■ Task to carry out
Only the lines that include "riitxu" should be copied from the data below.

(Website and app data records)
★ ★ ★

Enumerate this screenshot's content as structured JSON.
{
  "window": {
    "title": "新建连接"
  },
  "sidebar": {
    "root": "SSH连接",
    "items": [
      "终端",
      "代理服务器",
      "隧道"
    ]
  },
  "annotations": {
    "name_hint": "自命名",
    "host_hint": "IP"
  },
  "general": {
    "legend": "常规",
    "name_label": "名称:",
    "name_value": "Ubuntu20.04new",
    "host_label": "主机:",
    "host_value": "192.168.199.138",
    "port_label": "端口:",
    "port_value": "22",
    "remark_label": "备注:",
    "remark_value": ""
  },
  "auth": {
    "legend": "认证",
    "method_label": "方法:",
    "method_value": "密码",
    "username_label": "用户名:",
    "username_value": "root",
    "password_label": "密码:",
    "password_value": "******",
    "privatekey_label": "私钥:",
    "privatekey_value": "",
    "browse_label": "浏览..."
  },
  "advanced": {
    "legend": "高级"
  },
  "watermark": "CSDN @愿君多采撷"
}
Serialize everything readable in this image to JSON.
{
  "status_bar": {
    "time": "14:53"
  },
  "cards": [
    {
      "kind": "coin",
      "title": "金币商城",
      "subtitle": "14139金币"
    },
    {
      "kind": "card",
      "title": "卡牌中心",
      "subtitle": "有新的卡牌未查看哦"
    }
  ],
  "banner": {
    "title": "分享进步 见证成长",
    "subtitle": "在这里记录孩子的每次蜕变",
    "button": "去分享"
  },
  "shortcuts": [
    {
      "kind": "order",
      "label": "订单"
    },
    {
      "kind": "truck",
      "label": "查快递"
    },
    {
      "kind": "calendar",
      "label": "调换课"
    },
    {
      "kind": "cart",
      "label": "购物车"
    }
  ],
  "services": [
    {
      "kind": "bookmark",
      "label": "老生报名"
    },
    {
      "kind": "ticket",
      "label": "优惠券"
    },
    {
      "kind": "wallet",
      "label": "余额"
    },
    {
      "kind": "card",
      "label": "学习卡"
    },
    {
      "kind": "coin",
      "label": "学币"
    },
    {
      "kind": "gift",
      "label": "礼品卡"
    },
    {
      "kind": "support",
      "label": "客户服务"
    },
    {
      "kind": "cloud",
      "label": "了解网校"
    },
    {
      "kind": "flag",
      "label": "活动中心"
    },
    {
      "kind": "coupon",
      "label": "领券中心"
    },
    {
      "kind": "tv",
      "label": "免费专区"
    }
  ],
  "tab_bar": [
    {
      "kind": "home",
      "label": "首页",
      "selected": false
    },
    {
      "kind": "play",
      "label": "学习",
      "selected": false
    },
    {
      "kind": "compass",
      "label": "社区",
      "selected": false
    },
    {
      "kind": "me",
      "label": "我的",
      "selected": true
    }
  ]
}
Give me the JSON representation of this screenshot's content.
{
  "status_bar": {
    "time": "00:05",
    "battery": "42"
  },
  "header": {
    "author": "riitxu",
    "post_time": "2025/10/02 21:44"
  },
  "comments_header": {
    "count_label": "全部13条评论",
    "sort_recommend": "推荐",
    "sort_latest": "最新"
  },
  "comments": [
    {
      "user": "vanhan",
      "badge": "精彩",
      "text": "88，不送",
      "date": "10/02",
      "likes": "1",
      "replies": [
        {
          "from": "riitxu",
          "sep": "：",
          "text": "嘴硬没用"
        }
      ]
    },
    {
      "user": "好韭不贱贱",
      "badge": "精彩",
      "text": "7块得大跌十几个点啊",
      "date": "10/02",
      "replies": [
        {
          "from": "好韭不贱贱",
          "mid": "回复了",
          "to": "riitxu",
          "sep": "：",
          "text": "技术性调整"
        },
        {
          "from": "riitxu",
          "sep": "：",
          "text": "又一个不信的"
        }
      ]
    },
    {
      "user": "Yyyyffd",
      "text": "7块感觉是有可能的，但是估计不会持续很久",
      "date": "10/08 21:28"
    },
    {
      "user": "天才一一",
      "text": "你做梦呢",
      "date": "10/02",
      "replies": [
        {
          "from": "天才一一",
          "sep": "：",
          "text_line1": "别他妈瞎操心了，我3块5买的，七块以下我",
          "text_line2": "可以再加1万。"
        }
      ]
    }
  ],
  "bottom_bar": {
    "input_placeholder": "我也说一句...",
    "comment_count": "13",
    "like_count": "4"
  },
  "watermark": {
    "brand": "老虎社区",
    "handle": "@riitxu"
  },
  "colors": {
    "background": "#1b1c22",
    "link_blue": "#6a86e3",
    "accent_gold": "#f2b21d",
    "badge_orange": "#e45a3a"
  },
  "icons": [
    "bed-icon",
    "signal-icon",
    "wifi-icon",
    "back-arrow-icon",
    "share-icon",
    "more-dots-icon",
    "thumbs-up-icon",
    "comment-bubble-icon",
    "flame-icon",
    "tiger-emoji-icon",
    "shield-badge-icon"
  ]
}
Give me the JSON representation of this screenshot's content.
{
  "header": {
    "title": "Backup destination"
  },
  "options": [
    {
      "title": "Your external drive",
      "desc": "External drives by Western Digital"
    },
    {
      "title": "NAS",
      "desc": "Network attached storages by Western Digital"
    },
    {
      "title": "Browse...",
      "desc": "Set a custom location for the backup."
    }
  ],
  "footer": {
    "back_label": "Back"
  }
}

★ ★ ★

■ Exercise output
    "author": "riitxu",
          "from": "riitxu",
          "to": "riitxu",
          "from": "riitxu",
    "handle": "@riitxu"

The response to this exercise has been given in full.